Dataset excerpts
* * *

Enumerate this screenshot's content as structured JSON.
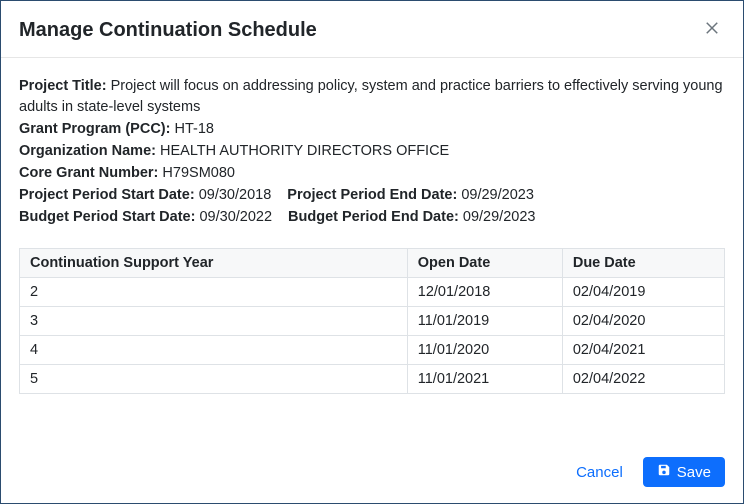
{
  "header": {
    "title": "Manage Continuation Schedule"
  },
  "meta": {
    "project_title_label": "Project Title:",
    "project_title_value": "Project will focus on addressing policy, system and practice barriers to effectively serving young adults in state-level systems",
    "grant_program_label": "Grant Program (PCC):",
    "grant_program_value": "HT-18",
    "org_name_label": "Organization Name:",
    "org_name_value": "HEALTH AUTHORITY DIRECTORS OFFICE",
    "core_grant_label": "Core Grant Number:",
    "core_grant_value": "H79SM080",
    "pp_start_label": "Project Period Start Date:",
    "pp_start_value": "09/30/2018",
    "pp_end_label": "Project Period End Date:",
    "pp_end_value": "09/29/2023",
    "bp_start_label": "Budget Period Start Date:",
    "bp_start_value": "09/30/2022",
    "bp_end_label": "Budget Period End Date:",
    "bp_end_value": "09/29/2023"
  },
  "table": {
    "headers": {
      "year": "Continuation Support Year",
      "open": "Open Date",
      "due": "Due Date"
    },
    "rows": [
      {
        "year": "2",
        "open": "12/01/2018",
        "due": "02/04/2019"
      },
      {
        "year": "3",
        "open": "11/01/2019",
        "due": "02/04/2020"
      },
      {
        "year": "4",
        "open": "11/01/2020",
        "due": "02/04/2021"
      },
      {
        "year": "5",
        "open": "11/01/2021",
        "due": "02/04/2022"
      }
    ]
  },
  "footer": {
    "cancel": "Cancel",
    "save": "Save"
  }
}
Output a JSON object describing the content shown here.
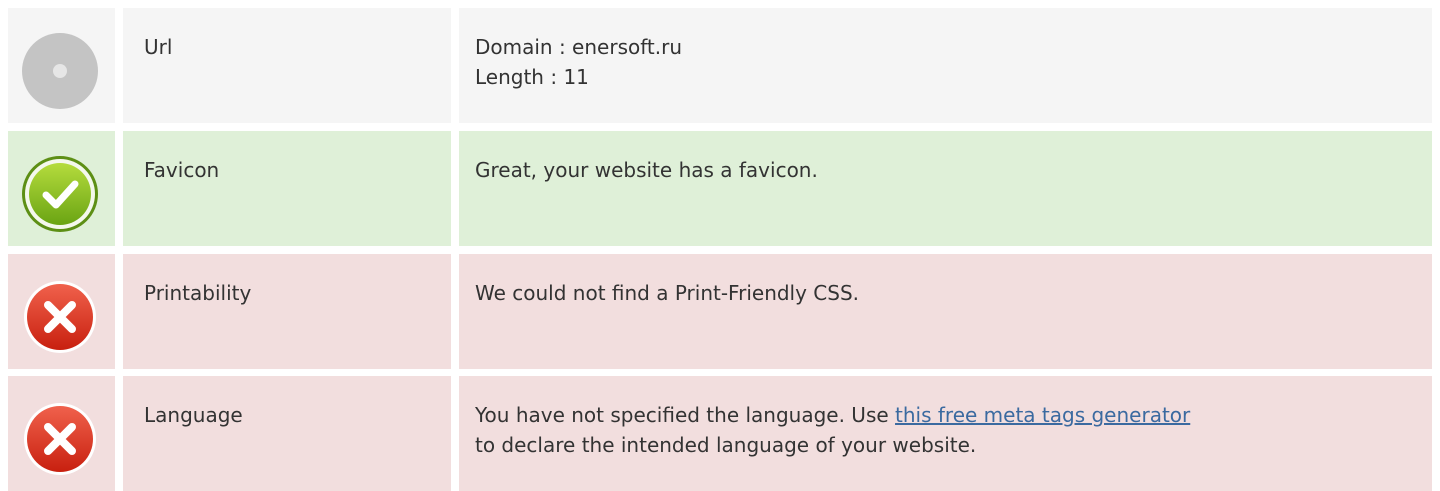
{
  "colors": {
    "neutral_bg": "#f5f5f5",
    "ok_bg": "#dff0d8",
    "bad_bg": "#f2dede",
    "link": "#3b6aa0"
  },
  "rows": [
    {
      "status": "neutral",
      "icon": "neutral-circle-icon",
      "label": "Url",
      "lines": [
        "Domain : enersoft.ru",
        "Length : 11"
      ]
    },
    {
      "status": "ok",
      "icon": "check-circle-icon",
      "label": "Favicon",
      "lines": [
        "Great, your website has a favicon."
      ]
    },
    {
      "status": "bad",
      "icon": "error-x-icon",
      "label": "Printability",
      "lines": [
        "We could not find a Print-Friendly CSS."
      ]
    },
    {
      "status": "bad",
      "icon": "error-x-icon",
      "label": "Language",
      "text_before_link": "You have not specified the language. Use ",
      "link_text": "this free meta tags generator",
      "text_after_link": "to declare the intended language of your website."
    }
  ]
}
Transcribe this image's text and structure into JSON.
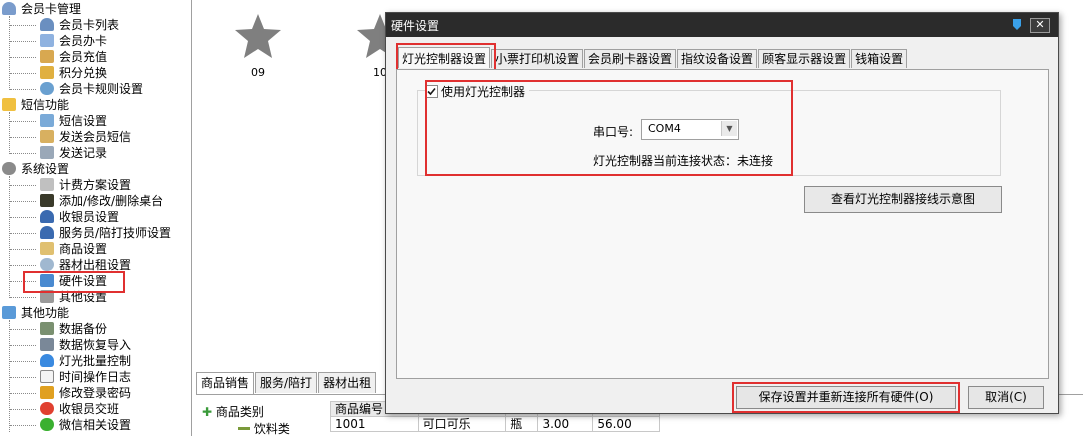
{
  "tree": {
    "groups": [
      {
        "label": "会员卡管理",
        "icon": "member-group-icon",
        "items": [
          {
            "label": "会员卡列表",
            "icon": "member-list-icon"
          },
          {
            "label": "会员办卡",
            "icon": "member-card-icon"
          },
          {
            "label": "会员充值",
            "icon": "recharge-icon"
          },
          {
            "label": "积分兑换",
            "icon": "gift-icon"
          },
          {
            "label": "会员卡规则设置",
            "icon": "rule-icon"
          }
        ]
      },
      {
        "label": "短信功能",
        "icon": "sms-group-icon",
        "items": [
          {
            "label": "短信设置",
            "icon": "sms-settings-icon"
          },
          {
            "label": "发送会员短信",
            "icon": "send-sms-icon"
          },
          {
            "label": "发送记录",
            "icon": "record-list-icon"
          }
        ]
      },
      {
        "label": "系统设置",
        "icon": "gear-icon",
        "items": [
          {
            "label": "计费方案设置",
            "icon": "billing-icon"
          },
          {
            "label": "添加/修改/删除桌台",
            "icon": "table-icon"
          },
          {
            "label": "收银员设置",
            "icon": "user-icon"
          },
          {
            "label": "服务员/陪打技师设置",
            "icon": "user-icon"
          },
          {
            "label": "商品设置",
            "icon": "tag-icon"
          },
          {
            "label": "器材出租设置",
            "icon": "rental-icon"
          },
          {
            "label": "硬件设置",
            "icon": "hardware-icon"
          },
          {
            "label": "其他设置",
            "icon": "wrench-icon"
          }
        ]
      },
      {
        "label": "其他功能",
        "icon": "cube-icon",
        "items": [
          {
            "label": "数据备份",
            "icon": "backup-icon"
          },
          {
            "label": "数据恢复导入",
            "icon": "restore-icon"
          },
          {
            "label": "灯光批量控制",
            "icon": "bulb-icon"
          },
          {
            "label": "时间操作日志",
            "icon": "log-icon"
          },
          {
            "label": "修改登录密码",
            "icon": "key-icon"
          },
          {
            "label": "收银员交班",
            "icon": "shift-icon"
          },
          {
            "label": "微信相关设置",
            "icon": "wechat-icon"
          }
        ]
      }
    ]
  },
  "tables": [
    {
      "label": "09"
    },
    {
      "label": "10"
    }
  ],
  "bottom_tabs": [
    "商品销售",
    "服务/陪打",
    "器材出租"
  ],
  "goods": {
    "category_root": "商品类别",
    "category_child": "饮料类",
    "header": [
      "商品编号",
      "",
      "",
      "",
      "",
      ""
    ],
    "row": [
      "1001",
      "可口可乐",
      "瓶",
      "3.00",
      "56.00"
    ]
  },
  "dialog": {
    "title": "硬件设置",
    "tabs": [
      "灯光控制器设置",
      "小票打印机设置",
      "会员刷卡器设置",
      "指纹设备设置",
      "顾客显示器设置",
      "钱箱设置"
    ],
    "active_tab": 0,
    "use_light_controller_label": "使用灯光控制器",
    "use_light_controller_checked": true,
    "port_label": "串口号:",
    "port_value": "COM4",
    "status_text": "灯光控制器当前连接状态：未连接",
    "diagram_button": "查看灯光控制器接线示意图",
    "save_button": "保存设置并重新连接所有硬件(O)",
    "cancel_button": "取消(C)"
  },
  "colors": {
    "highlight": "#e03030",
    "title_bar": "#2b2b2b",
    "star": "#7f7f7f"
  }
}
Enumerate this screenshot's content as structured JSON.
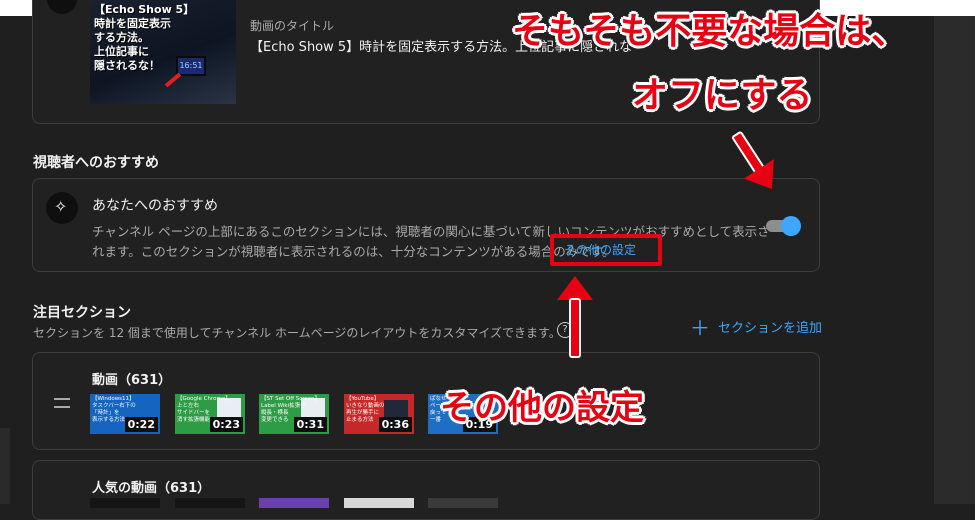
{
  "video": {
    "label": "動画のタイトル",
    "title": "【Echo Show 5】時計を固定表示する方法。上位記事に隠されな",
    "thumb_text": "【Echo Show 5】\n時計を固定表示\nする方法。\n上位記事に\n隠されるな！",
    "thumb_screen": "16:51"
  },
  "recommendations": {
    "heading": "視聴者へのおすすめ",
    "item_title": "あなたへのおすすめ",
    "description": "チャンネル ページの上部にあるこのセクションには、視聴者の関心に基づいて新しいコンテンツがおすすめとして表示されます。このセクションが視聴者に表示されるのは、十分なコンテンツがある場合のみです。",
    "more_settings_link": "その他の設定",
    "toggle_on": true,
    "toggle_color": "#3ea6ff"
  },
  "featured": {
    "heading": "注目セクション",
    "description": "セクションを 12 個まで使用してチャンネル ホームページのレイアウトをカスタマイズできます。",
    "help_icon": "?",
    "add_section_label": "セクションを追加",
    "add_icon": "plus-icon",
    "shelves": [
      {
        "title": "動画（631）",
        "thumbnails": [
          {
            "text": "【Windows11】\nタスクバー右下の\n「時計」を\n表示する方法",
            "duration": "0:22"
          },
          {
            "text": "【Google Chrome】\n上と左右\nサイドバーを\n消す拡張機能",
            "duration": "0:23"
          },
          {
            "text": "【ST Set Off Screen】\nLabel Wiki拡張子\n縦長・横長\n変更できる",
            "duration": "0:31"
          },
          {
            "text": "【YouTube】\nいきなり動画の\n再生が勝手に\n止まる方法",
            "duration": "0:36"
          },
          {
            "text": "ぱなせ\nページ\n戻って\n一番",
            "duration": "0:19"
          }
        ]
      },
      {
        "title": "人気の動画（631）"
      }
    ]
  },
  "annotations": {
    "top_line1": "そもそも不要な場合は、",
    "top_line2": "オフにする",
    "bottom": "その他の設定",
    "color": "#e60012"
  }
}
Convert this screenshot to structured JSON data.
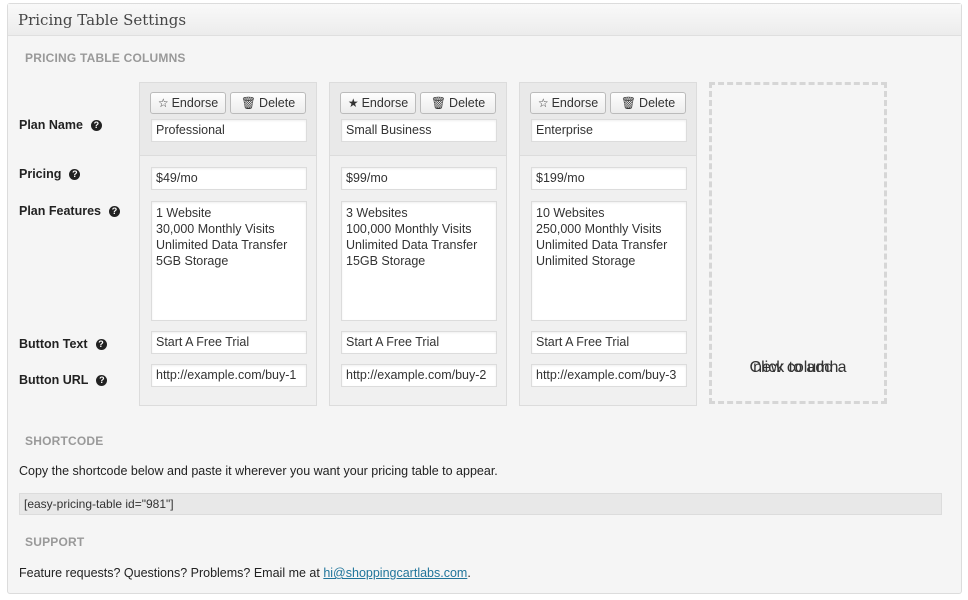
{
  "panel": {
    "title": "Pricing Table Settings"
  },
  "sections": {
    "columns_title": "PRICING TABLE COLUMNS",
    "shortcode_title": "SHORTCODE",
    "support_title": "SUPPORT"
  },
  "row_labels": {
    "plan_name": "Plan Name",
    "pricing": "Pricing",
    "plan_features": "Plan Features",
    "button_text": "Button Text",
    "button_url": "Button URL"
  },
  "buttons": {
    "endorse": "Endorse",
    "delete": "Delete"
  },
  "columns": [
    {
      "endorsed": false,
      "plan_name": "Professional",
      "pricing": "$49/mo",
      "features": [
        "1 Website",
        "30,000 Monthly Visits",
        "Unlimited Data Transfer",
        "5GB Storage"
      ],
      "button_text": "Start A Free Trial",
      "button_url": "http://example.com/buy-1"
    },
    {
      "endorsed": true,
      "plan_name": "Small Business",
      "pricing": "$99/mo",
      "features": [
        "3 Websites",
        "100,000 Monthly Visits",
        "Unlimited Data Transfer",
        "15GB Storage"
      ],
      "button_text": "Start A Free Trial",
      "button_url": "http://example.com/buy-2"
    },
    {
      "endorsed": false,
      "plan_name": "Enterprise",
      "pricing": "$199/mo",
      "features": [
        "10 Websites",
        "250,000 Monthly Visits",
        "Unlimited Data Transfer",
        "Unlimited Storage"
      ],
      "button_text": "Start A Free Trial",
      "button_url": "http://example.com/buy-3"
    }
  ],
  "add_column": {
    "line1": "Click to add a",
    "line2": "new column."
  },
  "shortcode": {
    "instructions": "Copy the shortcode below and paste it wherever you want your pricing table to appear.",
    "code": "[easy-pricing-table id=\"981\"]"
  },
  "support": {
    "text": "Feature requests? Questions? Problems? Email me at",
    "email": "hi@shoppingcartlabs.com",
    "suffix": "."
  },
  "icons": {
    "star_empty": "star-outline-icon",
    "star_filled": "star-filled-icon",
    "trash": "trash-icon",
    "help": "question-circle-icon"
  }
}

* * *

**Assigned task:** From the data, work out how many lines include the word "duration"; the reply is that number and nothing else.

**Task response:** 5